A throwaway economy harms more than the natural environment. It also harms our mental environment.
Recycling is a messy system at the moment. Here's how we can clean up our act.
A year after China stopped accepting most scrap material exports, other Asian countries are following Beijing's lead, forcing wealthy nations to find domestic solutions for managing their wastes.
Poorer countries can now refuse shipments of plastic waste and slow the build-up of pollution on their shores.
In a growing world with an increasing population with ever-greater needs, it is high time to find a balanced solution for our activities. Nature provides us with the template.
Scientists are finding ways to generate something useful from the pollution in our environment.
China's refusal to take Australia's rubbish has started to bite, and it's clear we're not ready to deal with the consequences.
For as little as $4 a day Indian workers process dangerous, toxic waste by hand. This unregulated, highly polluting industry is hidden away from police eyes.
Asian countries have become a dumping ground for the plastic waste from wealthy countries.
Since China stopped accepting Australia's recyclable plastic, the majority of exported plastic waste is now going to developing nations in South East Asia.
Dumping your closet debris on a charity shop just means giving volunteers the cost of sorting out your landfill.
There are lots of issues with recycling – but it's still an important part of society's efforts to live more sustainably.
As 2019 dawns, a worldwide circular economy could be created through international trade and trade agreements like the one that could be forged between Canada and the U.K., post-Brexit.
Don't let your dog's poo go to landfill and contribute to our waste problem - compost it instead.
Less than 10 percent of plastic waste has been recycled – a factoid recently crowned statistic of the year.
Some of the things we discard - like urine - can actually be useful resources.
Existing toilets aren't a good fit for parts of sub-Saharan Africa because many areas lack water and there's often no proper plumbing.
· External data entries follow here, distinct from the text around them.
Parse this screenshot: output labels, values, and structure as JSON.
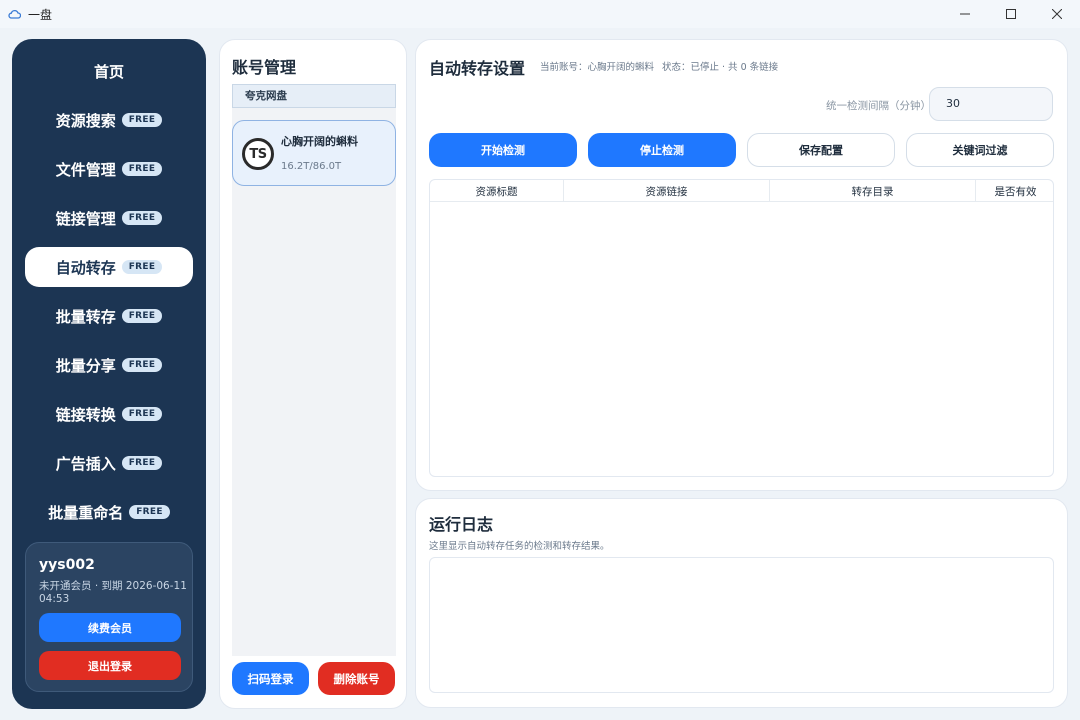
{
  "window": {
    "title": "一盘"
  },
  "sidebar": {
    "items": [
      {
        "label": "首页",
        "badge": ""
      },
      {
        "label": "资源搜索",
        "badge": "FREE"
      },
      {
        "label": "文件管理",
        "badge": "FREE"
      },
      {
        "label": "链接管理",
        "badge": "FREE"
      },
      {
        "label": "自动转存",
        "badge": "FREE",
        "active": true
      },
      {
        "label": "批量转存",
        "badge": "FREE"
      },
      {
        "label": "批量分享",
        "badge": "FREE"
      },
      {
        "label": "链接转换",
        "badge": "FREE"
      },
      {
        "label": "广告插入",
        "badge": "FREE"
      },
      {
        "label": "批量重命名",
        "badge": "FREE"
      }
    ],
    "user": {
      "name": "yys002",
      "status": "未开通会员 · 到期 2026-06-11 04:53",
      "renew_label": "续费会员",
      "logout_label": "退出登录"
    }
  },
  "accounts": {
    "title": "账号管理",
    "tab": "夸克网盘",
    "card": {
      "avatar_text": "TS",
      "name": "心胸开阔的蝌料",
      "quota": "16.2T/86.0T"
    },
    "scan_label": "扫码登录",
    "delete_label": "删除账号"
  },
  "auto": {
    "title": "自动转存设置",
    "current_account": "当前账号：心胸开阔的蝌料",
    "status": "状态：已停止 · 共 0 条链接",
    "interval_label": "统一检测间隔（分钟）",
    "interval_value": "30",
    "buttons": {
      "start": "开始检测",
      "stop": "停止检测",
      "save": "保存配置",
      "filter": "关键词过滤"
    },
    "columns": [
      "资源标题",
      "资源链接",
      "转存目录",
      "是否有效"
    ]
  },
  "log": {
    "title": "运行日志",
    "subtitle": "这里显示自动转存任务的检测和转存结果。"
  },
  "colors": {
    "sidebar_bg": "#1c3553",
    "primary": "#1f78ff",
    "danger": "#e12d22"
  }
}
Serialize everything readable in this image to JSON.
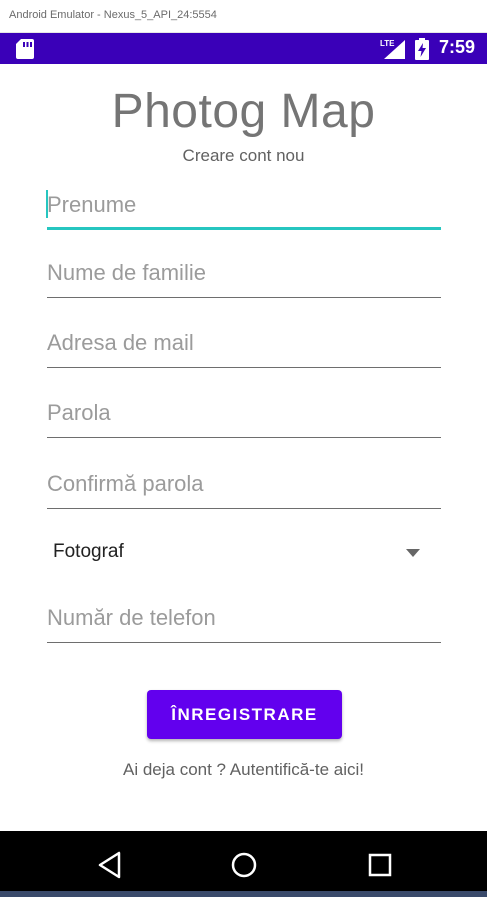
{
  "window": {
    "title": "Android Emulator - Nexus_5_API_24:5554"
  },
  "status_bar": {
    "time": "7:59",
    "network_label": "LTE",
    "icons": [
      "sd-card-icon",
      "lte-signal-icon",
      "battery-charging-icon"
    ],
    "background_color": "#3a00b8"
  },
  "app": {
    "title": "Photog Map",
    "subtitle": "Creare cont nou",
    "fields": {
      "first_name": {
        "placeholder": "Prenume",
        "value": ""
      },
      "last_name": {
        "placeholder": "Nume de familie",
        "value": ""
      },
      "email": {
        "placeholder": "Adresa de mail",
        "value": ""
      },
      "password": {
        "placeholder": "Parola",
        "value": ""
      },
      "confirm_password": {
        "placeholder": "Confirmă parola",
        "value": ""
      },
      "phone": {
        "placeholder": "Număr de telefon",
        "value": ""
      }
    },
    "role_spinner": {
      "selected": "Fotograf"
    },
    "register_button": "ÎNREGISTRARE",
    "login_link": "Ai deja cont ? Autentifică-te aici!",
    "accent_color": "#6200ee",
    "focus_color": "#26c6c0"
  },
  "nav_bar": {
    "icons": [
      "back-icon",
      "home-icon",
      "recents-icon"
    ]
  }
}
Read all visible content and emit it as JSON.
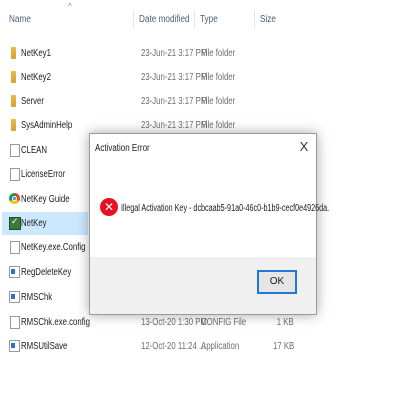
{
  "columns": {
    "name": "Name",
    "date": "Date modified",
    "type": "Type",
    "size": "Size"
  },
  "files": [
    {
      "icon": "folder-icon",
      "name": "NetKey1",
      "date": "23-Jun-21 3:17 PM",
      "type": "File folder",
      "size": ""
    },
    {
      "icon": "folder-icon",
      "name": "NetKey2",
      "date": "23-Jun-21 3:17 PM",
      "type": "File folder",
      "size": ""
    },
    {
      "icon": "folder-icon",
      "name": "Server",
      "date": "23-Jun-21 3:17 PM",
      "type": "File folder",
      "size": ""
    },
    {
      "icon": "folder-icon",
      "name": "SysAdminHelp",
      "date": "23-Jun-21 3:17 PM",
      "type": "File folder",
      "size": ""
    },
    {
      "icon": "document-icon",
      "name": "CLEAN",
      "date": "",
      "type": "",
      "size": ""
    },
    {
      "icon": "document-icon",
      "name": "LicenseError",
      "date": "",
      "type": "",
      "size": ""
    },
    {
      "icon": "chrome-icon",
      "name": "NetKey Guide",
      "date": "",
      "type": "",
      "size": ""
    },
    {
      "icon": "netkey-app-icon",
      "name": "NetKey",
      "date": "",
      "type": "",
      "size": ""
    },
    {
      "icon": "document-icon",
      "name": "NetKey.exe.Config",
      "date": "",
      "type": "",
      "size": ""
    },
    {
      "icon": "application-icon",
      "name": "RegDeleteKey",
      "date": "",
      "type": "",
      "size": ""
    },
    {
      "icon": "application-icon",
      "name": "RMSChk",
      "date": "",
      "type": "",
      "size": ""
    },
    {
      "icon": "document-icon",
      "name": "RMSChk.exe.config",
      "date": "13-Oct-20 1:30 PM",
      "type": "CONFIG File",
      "size": "1 KB"
    },
    {
      "icon": "application-icon",
      "name": "RMSUtilSave",
      "date": "12-Oct-20 11:24 ...",
      "type": "Application",
      "size": "17 KB"
    }
  ],
  "dialog": {
    "title": "Activation Error",
    "close_label": "X",
    "message": "Illegal Activation Key - dcbcaab5-91a0-46c0-b1b9-cecf0e4926da.",
    "error_glyph": "✕",
    "ok_label": "OK"
  },
  "colors": {
    "selection": "#cce8ff",
    "error": "#e81123",
    "accent": "#2378d4",
    "folder": "#e2ad3c"
  }
}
In the EU, 31% of plastic products go to landfill: but a process called "cold plasma pyrolysis" could turn them into clean fuels.
Trump's plan to slap $200 billion more in tariffs on Chinese goods is premised on yesterday's waste-fueled economy. Tomorrow's economy is 'circular.'
Research shows that campaigns that try to make consumers feel guilty about the amount they waste often make things worse, not better. A new study poins the way to more effective anti-waste campaigns.